“In addition, we are putting the Pegasus against our highest priority missions such as direct Presidential support,” he added.
In July, the first Interim Capability Release (ICR) decision cleared the KC-46A to refuel aircraft using its centreline drogue system. A second ICR decision in August cleared the jet to refuel the B-52, C-17, and other KC-46As using the boom-type refueling system. It also added F-15 and F-16s to the list in October.
Next Stage of Air-Refueling Capabilities

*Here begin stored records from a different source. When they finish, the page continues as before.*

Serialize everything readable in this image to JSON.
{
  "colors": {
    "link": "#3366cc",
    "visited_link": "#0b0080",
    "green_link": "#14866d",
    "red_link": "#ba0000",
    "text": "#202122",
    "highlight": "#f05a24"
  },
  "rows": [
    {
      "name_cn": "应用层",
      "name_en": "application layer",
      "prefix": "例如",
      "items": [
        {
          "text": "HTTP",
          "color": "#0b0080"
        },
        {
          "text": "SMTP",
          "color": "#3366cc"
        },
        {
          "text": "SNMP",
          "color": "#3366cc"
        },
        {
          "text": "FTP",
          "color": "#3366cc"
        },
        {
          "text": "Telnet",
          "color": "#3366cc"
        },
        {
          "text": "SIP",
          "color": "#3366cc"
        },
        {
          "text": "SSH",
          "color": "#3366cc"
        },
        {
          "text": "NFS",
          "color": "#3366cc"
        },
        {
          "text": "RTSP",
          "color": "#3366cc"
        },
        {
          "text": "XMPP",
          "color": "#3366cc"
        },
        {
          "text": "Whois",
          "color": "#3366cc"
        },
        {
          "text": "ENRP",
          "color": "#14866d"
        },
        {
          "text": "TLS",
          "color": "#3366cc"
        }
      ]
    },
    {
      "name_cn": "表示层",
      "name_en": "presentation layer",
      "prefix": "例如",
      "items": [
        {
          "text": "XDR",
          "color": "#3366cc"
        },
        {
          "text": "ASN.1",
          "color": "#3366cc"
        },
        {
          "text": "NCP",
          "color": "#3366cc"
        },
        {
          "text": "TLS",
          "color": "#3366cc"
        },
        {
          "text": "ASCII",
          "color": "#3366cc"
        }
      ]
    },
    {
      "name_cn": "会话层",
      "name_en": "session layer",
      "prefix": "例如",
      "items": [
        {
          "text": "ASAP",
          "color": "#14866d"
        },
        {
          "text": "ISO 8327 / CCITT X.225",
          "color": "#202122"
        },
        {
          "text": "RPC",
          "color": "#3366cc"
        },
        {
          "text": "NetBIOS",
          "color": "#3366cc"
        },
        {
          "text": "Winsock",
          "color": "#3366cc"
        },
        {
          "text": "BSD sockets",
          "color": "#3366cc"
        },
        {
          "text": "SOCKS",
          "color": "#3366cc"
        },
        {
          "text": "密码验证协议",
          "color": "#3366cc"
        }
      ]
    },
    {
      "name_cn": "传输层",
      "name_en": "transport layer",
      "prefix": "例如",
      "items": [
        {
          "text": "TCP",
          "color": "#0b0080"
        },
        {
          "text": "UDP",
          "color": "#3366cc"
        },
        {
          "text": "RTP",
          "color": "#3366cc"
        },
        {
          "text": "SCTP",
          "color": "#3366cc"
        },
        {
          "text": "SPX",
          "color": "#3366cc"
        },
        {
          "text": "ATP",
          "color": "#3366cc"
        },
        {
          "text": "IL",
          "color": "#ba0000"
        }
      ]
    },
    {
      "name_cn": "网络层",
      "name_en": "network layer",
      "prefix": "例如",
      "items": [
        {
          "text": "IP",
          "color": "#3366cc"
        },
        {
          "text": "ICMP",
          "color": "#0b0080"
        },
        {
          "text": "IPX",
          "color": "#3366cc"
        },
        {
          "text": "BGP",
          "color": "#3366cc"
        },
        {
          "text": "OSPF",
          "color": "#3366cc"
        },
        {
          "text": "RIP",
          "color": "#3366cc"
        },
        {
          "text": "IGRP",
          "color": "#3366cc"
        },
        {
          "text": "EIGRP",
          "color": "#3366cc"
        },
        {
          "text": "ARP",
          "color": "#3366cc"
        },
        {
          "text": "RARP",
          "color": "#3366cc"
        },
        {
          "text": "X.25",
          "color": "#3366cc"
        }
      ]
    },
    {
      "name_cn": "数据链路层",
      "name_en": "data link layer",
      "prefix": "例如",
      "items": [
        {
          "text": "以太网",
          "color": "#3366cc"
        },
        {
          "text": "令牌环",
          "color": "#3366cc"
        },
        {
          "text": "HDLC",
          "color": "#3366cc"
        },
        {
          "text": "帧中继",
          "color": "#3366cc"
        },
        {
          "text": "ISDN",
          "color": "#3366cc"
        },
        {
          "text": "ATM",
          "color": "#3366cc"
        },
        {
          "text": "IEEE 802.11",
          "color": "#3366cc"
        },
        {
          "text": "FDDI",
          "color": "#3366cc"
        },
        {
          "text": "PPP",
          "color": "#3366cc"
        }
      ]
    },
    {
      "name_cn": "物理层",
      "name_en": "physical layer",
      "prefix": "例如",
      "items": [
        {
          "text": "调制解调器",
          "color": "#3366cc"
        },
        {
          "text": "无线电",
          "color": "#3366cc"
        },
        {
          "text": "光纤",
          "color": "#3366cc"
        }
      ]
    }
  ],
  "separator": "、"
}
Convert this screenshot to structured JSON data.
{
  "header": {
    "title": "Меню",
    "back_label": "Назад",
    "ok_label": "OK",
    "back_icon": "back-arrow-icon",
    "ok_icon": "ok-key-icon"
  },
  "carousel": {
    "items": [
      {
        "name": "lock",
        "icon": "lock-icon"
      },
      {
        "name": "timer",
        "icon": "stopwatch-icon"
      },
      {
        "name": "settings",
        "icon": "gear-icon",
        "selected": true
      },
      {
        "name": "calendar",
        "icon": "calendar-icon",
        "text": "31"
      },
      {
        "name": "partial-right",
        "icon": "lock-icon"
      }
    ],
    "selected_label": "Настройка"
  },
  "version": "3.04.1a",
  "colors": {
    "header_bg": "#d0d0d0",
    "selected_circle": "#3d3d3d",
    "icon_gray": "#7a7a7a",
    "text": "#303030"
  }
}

The KC-46A Pegasus is a widebody, multirole tanker that can refuel all US and coalition military aircraft compatible with international aerial refueling procedures. It is designed to carry passengers and cargo and is equipped with robust defensive and tactical situational awareness systems.
“The KC-46 can detect, avoid, defeat, and survive threats using multiple layers of protection, which will enable it to operate safely in medium-threat environments,” Boeing said in a statement last month.
The refueling aircraft has completed over 6,000 missions, offloading more than 50 million pounds of fuel to other aircraft through its boom and hose-and-drogue systems.
Boeing delivered its first KC-46A to Japan in October, marking the first delivery of the aerial refueling jet outside the US. The US government also approved the sale of eight KC-46 tankers to the Israeli Air Force in February.